(Work request): Leave the pictures out, and repeat exactly every line from the one with "Extract the structured" through the end of the data below.

:: The data ::

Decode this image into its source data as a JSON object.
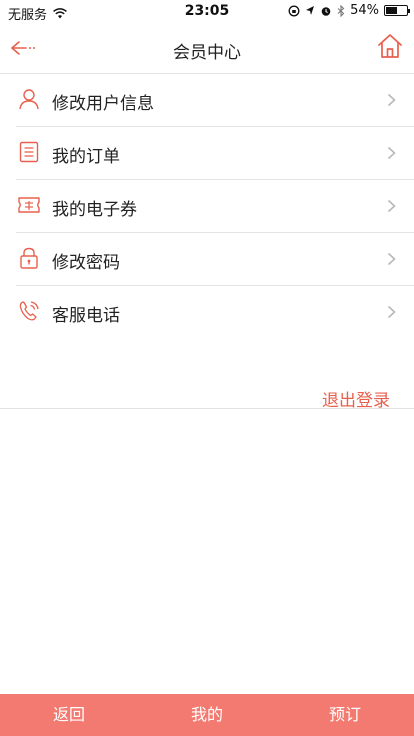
{
  "status_bar": {
    "carrier": "无服务",
    "time": "23:05",
    "battery_percent": "54%",
    "battery_level": 0.54,
    "icons": [
      "wifi-icon",
      "rotation-lock-icon",
      "location-icon",
      "alarm-icon",
      "bluetooth-icon",
      "battery-icon"
    ]
  },
  "nav": {
    "title": "会员中心",
    "back_icon": "back-arrow-icon",
    "home_icon": "home-icon"
  },
  "menu": {
    "items": [
      {
        "label": "修改用户信息",
        "icon": "user-icon"
      },
      {
        "label": "我的订单",
        "icon": "order-list-icon"
      },
      {
        "label": "我的电子券",
        "icon": "coupon-icon"
      },
      {
        "label": "修改密码",
        "icon": "lock-icon"
      },
      {
        "label": "客服电话",
        "icon": "phone-icon"
      }
    ]
  },
  "logout": {
    "label": "退出登录"
  },
  "tabs": [
    {
      "label": "返回"
    },
    {
      "label": "我的"
    },
    {
      "label": "预订"
    }
  ],
  "colors": {
    "accent": "#e8604d",
    "tab_bar": "#f27a70"
  }
}
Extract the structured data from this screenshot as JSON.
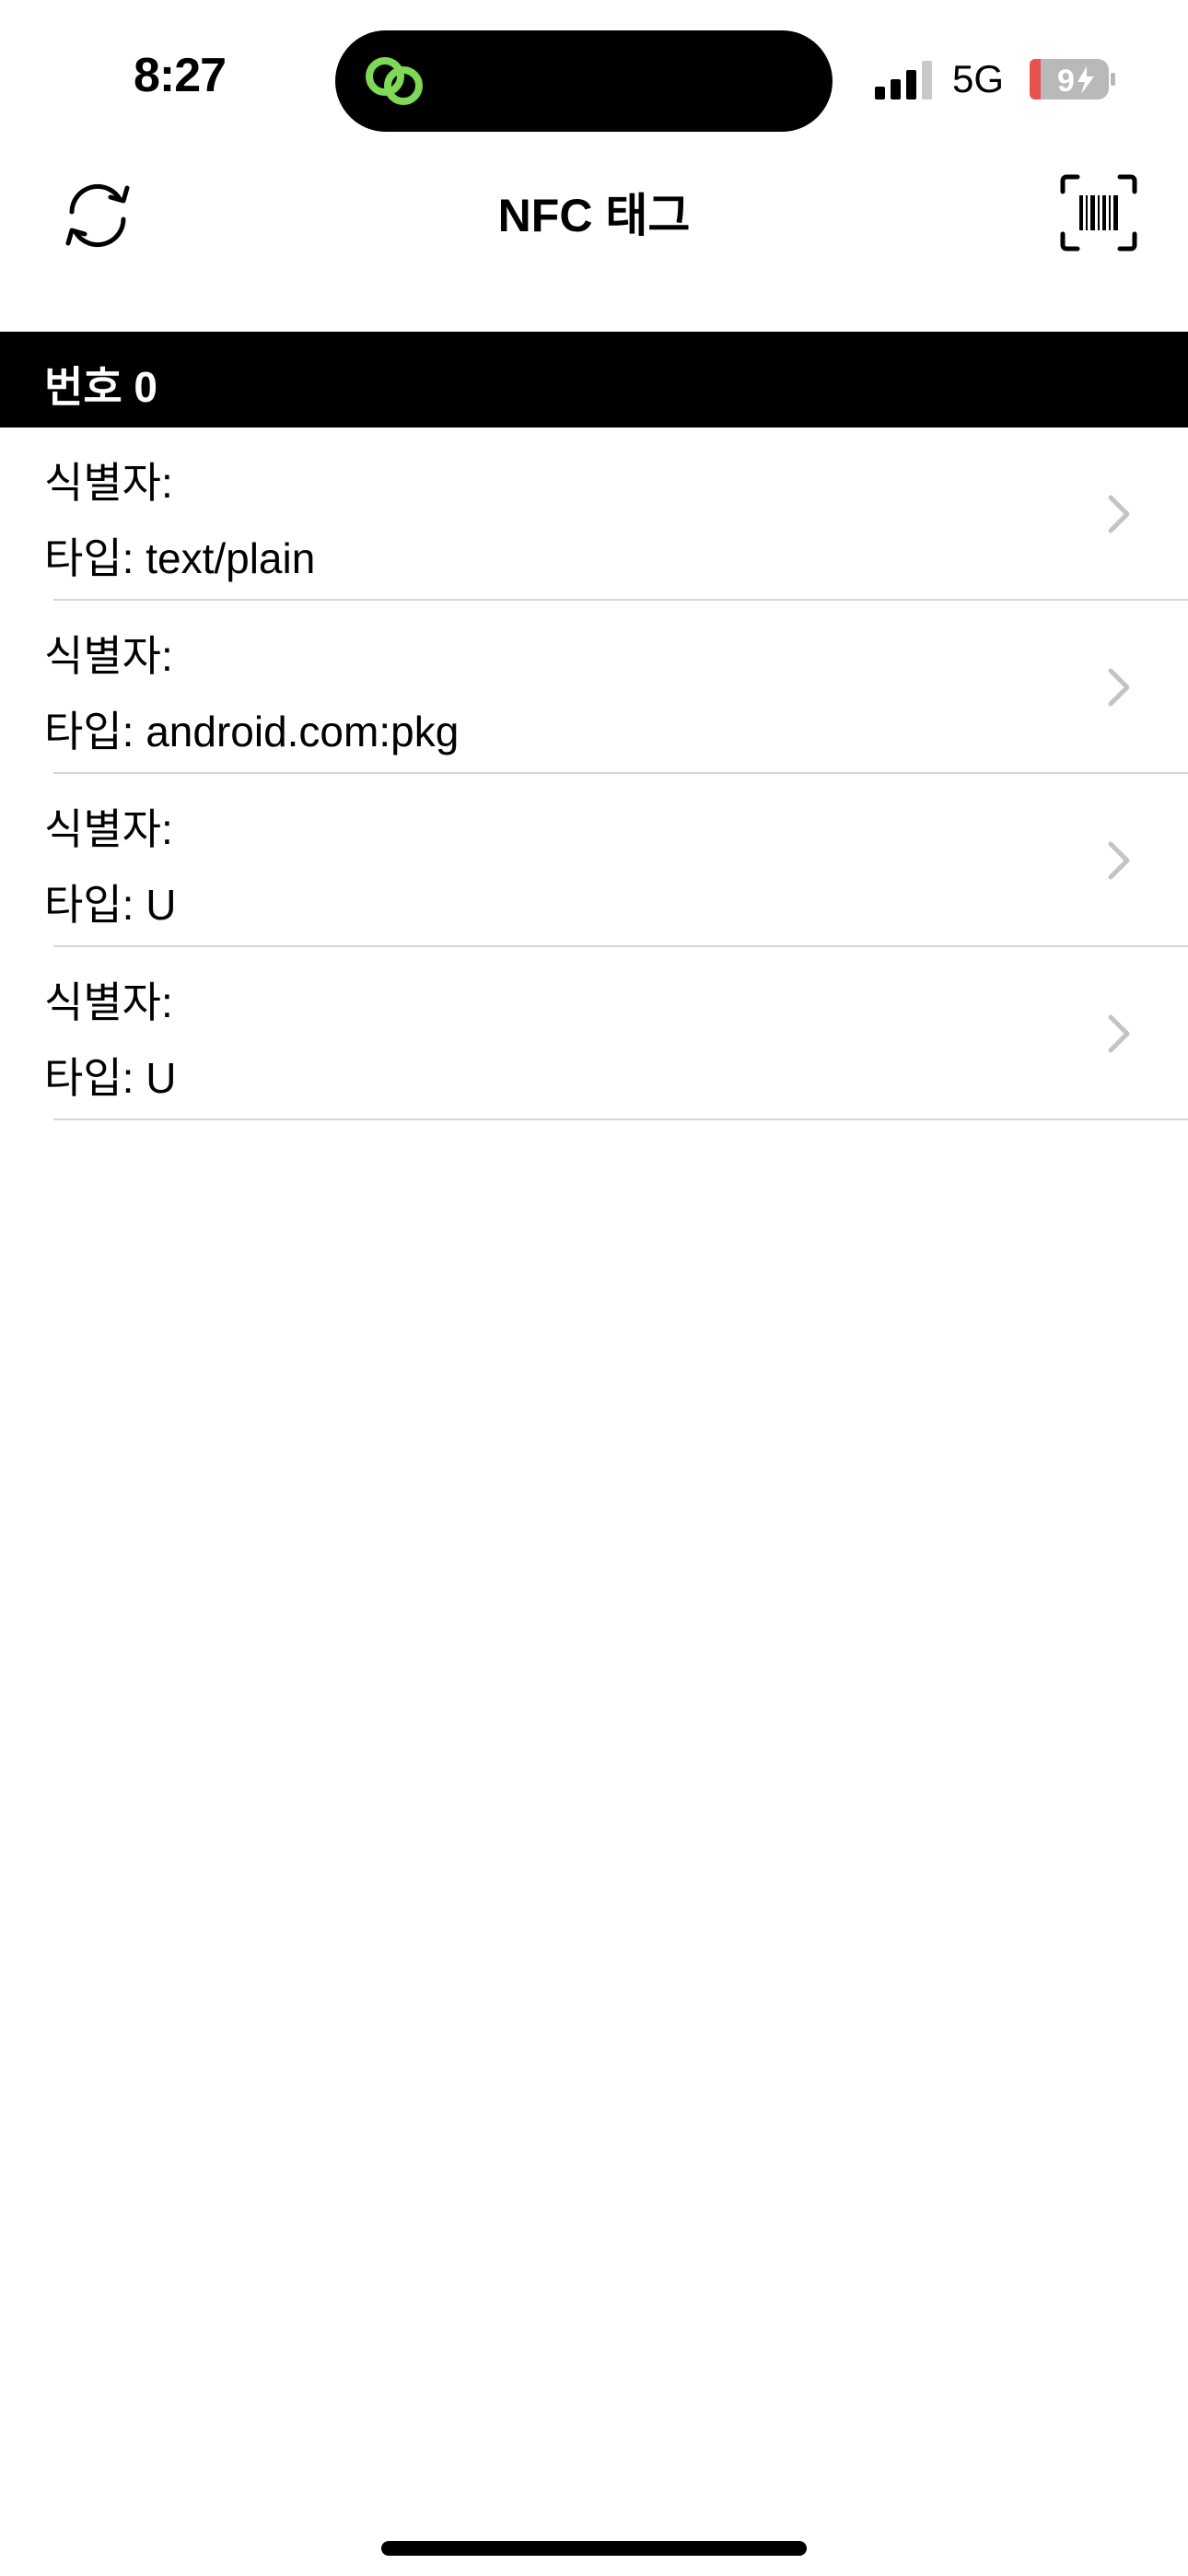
{
  "status_bar": {
    "time": "8:27",
    "network": "5G",
    "battery_level": "9",
    "icons": [
      "link-icon",
      "signal-icon",
      "battery-charging-icon"
    ],
    "link_color": "#7ed957"
  },
  "nav": {
    "title": "NFC 태그",
    "left_icon": "refresh-icon",
    "right_icon": "barcode-scan-icon"
  },
  "section": {
    "title": "번호 0"
  },
  "records": [
    {
      "identifier": "식별자:",
      "type": "타입: text/plain"
    },
    {
      "identifier": "식별자:",
      "type": "타입: android.com:pkg"
    },
    {
      "identifier": "식별자:",
      "type": "타입: U"
    },
    {
      "identifier": "식별자:",
      "type": "타입: U"
    }
  ],
  "colors": {
    "header_bg": "#000000",
    "header_text": "#ffffff",
    "separator": "#d6d6d8",
    "chevron": "#c4c4c7",
    "battery_low": "#e5534b"
  }
}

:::

(Response for this exercise):
Extract the structured data from this screenshot as JSON.
{
  "status_bar": {
    "time": "8:27",
    "network": "5G",
    "battery_level": "9",
    "icons": [
      "link-icon",
      "signal-icon",
      "battery-charging-icon"
    ],
    "link_color": "#7ed957"
  },
  "nav": {
    "title": "NFC 태그",
    "left_icon": "refresh-icon",
    "right_icon": "barcode-scan-icon"
  },
  "section": {
    "title": "번호 0"
  },
  "records": [
    {
      "identifier": "식별자:",
      "type": "타입: text/plain"
    },
    {
      "identifier": "식별자:",
      "type": "타입: android.com:pkg"
    },
    {
      "identifier": "식별자:",
      "type": "타입: U"
    },
    {
      "identifier": "식별자:",
      "type": "타입: U"
    }
  ],
  "colors": {
    "header_bg": "#000000",
    "header_text": "#ffffff",
    "separator": "#d6d6d8",
    "chevron": "#c4c4c7",
    "battery_low": "#e5534b"
  }
}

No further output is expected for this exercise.